WHAT THE TASK REQUIRES >> Whenever a line below includes the string "name", show it.
= = = = =
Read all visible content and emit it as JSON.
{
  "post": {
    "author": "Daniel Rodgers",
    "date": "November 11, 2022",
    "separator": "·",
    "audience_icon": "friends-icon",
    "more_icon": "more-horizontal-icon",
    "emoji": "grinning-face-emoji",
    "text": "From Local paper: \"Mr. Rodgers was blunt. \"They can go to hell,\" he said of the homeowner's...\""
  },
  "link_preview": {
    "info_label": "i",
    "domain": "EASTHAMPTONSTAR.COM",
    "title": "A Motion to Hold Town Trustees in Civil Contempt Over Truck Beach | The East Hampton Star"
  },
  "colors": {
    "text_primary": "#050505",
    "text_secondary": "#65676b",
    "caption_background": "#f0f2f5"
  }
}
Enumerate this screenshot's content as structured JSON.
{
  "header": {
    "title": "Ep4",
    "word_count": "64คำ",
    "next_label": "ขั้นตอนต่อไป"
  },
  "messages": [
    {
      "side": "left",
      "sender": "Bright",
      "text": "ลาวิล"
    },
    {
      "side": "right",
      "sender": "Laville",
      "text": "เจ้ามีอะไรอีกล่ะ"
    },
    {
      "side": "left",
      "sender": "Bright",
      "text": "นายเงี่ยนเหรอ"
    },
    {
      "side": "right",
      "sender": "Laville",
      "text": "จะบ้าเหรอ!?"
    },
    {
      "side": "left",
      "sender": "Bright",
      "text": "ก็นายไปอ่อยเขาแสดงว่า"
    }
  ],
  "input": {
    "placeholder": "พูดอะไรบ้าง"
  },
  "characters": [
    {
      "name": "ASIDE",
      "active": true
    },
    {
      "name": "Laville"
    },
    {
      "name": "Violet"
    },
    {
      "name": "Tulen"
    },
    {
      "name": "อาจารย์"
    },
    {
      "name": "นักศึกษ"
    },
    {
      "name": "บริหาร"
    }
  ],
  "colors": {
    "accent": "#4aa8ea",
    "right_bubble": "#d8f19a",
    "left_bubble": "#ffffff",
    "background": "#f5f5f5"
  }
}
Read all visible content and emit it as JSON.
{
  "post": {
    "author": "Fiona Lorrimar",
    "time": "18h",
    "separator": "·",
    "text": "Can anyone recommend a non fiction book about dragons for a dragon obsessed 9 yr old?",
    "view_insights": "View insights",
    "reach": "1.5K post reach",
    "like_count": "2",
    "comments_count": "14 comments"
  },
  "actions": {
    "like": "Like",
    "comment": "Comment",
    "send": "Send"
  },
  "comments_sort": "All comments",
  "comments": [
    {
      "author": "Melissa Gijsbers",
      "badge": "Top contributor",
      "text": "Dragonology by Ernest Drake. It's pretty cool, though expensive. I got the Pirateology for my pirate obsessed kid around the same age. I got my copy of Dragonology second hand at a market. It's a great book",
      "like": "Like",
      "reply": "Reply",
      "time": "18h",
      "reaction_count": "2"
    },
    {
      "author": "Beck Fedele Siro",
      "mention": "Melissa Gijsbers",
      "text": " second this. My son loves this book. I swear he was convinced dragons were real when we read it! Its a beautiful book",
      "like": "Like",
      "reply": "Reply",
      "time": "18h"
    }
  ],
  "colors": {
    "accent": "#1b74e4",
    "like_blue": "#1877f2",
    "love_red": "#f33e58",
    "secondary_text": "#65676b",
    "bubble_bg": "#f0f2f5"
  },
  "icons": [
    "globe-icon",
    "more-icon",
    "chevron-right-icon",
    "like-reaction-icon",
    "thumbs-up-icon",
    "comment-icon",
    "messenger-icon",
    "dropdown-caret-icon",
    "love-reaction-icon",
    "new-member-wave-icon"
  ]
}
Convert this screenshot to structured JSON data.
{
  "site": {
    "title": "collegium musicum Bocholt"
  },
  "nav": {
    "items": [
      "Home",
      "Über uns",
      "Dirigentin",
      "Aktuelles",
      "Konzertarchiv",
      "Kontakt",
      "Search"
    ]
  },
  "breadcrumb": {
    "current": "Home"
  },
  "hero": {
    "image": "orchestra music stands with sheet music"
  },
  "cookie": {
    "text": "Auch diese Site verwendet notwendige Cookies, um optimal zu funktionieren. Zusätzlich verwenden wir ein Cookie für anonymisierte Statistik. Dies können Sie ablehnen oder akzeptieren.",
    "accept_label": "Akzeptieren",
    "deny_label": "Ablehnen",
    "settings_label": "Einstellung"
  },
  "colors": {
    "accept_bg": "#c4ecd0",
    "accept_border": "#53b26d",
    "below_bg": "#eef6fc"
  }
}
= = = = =
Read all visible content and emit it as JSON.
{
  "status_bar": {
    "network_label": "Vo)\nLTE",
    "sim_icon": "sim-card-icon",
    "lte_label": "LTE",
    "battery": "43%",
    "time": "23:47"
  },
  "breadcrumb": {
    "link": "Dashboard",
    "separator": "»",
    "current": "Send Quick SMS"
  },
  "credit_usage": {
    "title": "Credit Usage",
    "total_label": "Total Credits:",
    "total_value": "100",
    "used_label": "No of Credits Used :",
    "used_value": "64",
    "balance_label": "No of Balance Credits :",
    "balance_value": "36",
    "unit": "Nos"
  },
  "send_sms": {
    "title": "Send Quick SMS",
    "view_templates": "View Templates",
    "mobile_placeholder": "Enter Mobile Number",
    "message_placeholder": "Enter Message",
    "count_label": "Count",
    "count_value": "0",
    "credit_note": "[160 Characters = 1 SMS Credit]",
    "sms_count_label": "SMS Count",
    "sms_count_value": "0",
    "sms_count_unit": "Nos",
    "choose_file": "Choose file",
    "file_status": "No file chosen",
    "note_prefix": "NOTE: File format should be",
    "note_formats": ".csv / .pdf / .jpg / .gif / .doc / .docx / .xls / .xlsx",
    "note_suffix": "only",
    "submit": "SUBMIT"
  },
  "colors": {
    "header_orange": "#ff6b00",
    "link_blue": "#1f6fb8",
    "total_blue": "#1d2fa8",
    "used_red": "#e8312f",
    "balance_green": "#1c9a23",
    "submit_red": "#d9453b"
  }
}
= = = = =
EXERCISE OUTPUT >>
      "name": "ASIDE",
      "name": "Laville"
      "name": "Violet"
      "name": "Tulen"
      "name": "อาจารย์"
      "name": "นักศึกษ"
      "name": "บริหาร"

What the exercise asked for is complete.